▶ WORK TO BE COMPLETED:
Scan the entries that follow and work out how many lines contain "heart". Give the number and nothing else.

(Dataset rows describing interfaces)
╭──

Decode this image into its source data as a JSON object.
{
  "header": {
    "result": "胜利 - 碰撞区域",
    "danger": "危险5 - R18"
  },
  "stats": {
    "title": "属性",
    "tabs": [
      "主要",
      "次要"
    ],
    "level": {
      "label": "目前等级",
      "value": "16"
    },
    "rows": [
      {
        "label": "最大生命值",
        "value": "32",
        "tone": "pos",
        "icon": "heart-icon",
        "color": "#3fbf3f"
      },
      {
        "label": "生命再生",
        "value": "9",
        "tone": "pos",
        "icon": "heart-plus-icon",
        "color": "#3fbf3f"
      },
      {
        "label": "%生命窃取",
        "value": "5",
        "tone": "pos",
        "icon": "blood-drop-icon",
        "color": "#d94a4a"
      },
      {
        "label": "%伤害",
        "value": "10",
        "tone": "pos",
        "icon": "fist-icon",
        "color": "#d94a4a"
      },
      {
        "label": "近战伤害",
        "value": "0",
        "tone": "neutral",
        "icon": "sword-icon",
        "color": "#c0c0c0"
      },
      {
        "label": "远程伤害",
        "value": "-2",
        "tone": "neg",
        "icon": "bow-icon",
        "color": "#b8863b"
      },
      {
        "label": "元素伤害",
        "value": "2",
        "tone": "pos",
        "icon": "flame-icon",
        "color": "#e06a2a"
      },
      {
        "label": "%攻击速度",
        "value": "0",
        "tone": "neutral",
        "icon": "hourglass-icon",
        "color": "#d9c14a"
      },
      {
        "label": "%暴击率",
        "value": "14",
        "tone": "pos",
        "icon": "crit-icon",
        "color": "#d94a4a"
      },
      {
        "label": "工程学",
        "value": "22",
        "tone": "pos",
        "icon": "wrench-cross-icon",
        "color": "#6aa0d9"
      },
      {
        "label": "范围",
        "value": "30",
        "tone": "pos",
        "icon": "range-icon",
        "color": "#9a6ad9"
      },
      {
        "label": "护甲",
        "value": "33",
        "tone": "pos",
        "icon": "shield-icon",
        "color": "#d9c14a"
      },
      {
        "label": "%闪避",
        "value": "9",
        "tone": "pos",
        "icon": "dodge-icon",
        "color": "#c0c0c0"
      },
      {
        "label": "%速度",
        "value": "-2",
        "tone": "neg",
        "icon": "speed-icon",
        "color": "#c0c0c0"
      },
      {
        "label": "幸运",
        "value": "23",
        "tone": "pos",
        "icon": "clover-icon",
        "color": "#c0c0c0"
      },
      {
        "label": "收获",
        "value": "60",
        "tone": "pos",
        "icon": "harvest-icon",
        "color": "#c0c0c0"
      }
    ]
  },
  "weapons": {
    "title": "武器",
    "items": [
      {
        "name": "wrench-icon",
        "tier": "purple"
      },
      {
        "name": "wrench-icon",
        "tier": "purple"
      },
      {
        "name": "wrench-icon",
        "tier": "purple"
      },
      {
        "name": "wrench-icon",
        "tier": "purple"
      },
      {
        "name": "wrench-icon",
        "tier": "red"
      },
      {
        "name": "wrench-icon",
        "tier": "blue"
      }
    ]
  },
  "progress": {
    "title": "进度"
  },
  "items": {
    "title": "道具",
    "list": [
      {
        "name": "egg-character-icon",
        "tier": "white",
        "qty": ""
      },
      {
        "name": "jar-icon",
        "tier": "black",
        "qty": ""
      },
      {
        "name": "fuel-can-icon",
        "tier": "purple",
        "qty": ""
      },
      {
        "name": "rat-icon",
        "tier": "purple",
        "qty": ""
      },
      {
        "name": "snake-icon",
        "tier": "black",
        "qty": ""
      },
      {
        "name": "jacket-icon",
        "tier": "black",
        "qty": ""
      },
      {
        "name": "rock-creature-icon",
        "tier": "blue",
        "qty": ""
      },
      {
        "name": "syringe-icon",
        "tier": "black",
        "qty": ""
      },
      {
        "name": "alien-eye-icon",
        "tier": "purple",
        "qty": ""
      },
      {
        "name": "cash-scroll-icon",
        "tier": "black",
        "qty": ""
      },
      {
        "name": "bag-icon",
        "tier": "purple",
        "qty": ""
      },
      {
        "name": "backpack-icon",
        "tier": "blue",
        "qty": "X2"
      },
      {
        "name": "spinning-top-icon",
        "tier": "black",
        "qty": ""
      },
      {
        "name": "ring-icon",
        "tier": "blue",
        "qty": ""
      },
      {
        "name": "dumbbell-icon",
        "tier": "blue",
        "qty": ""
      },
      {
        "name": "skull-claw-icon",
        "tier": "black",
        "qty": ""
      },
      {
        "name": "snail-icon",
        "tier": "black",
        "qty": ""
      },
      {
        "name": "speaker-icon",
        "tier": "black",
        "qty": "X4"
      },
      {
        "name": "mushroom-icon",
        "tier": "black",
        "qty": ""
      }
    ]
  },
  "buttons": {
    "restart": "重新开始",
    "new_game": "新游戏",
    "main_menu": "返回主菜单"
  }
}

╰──

▶ WRITTEN SOLUTION:
2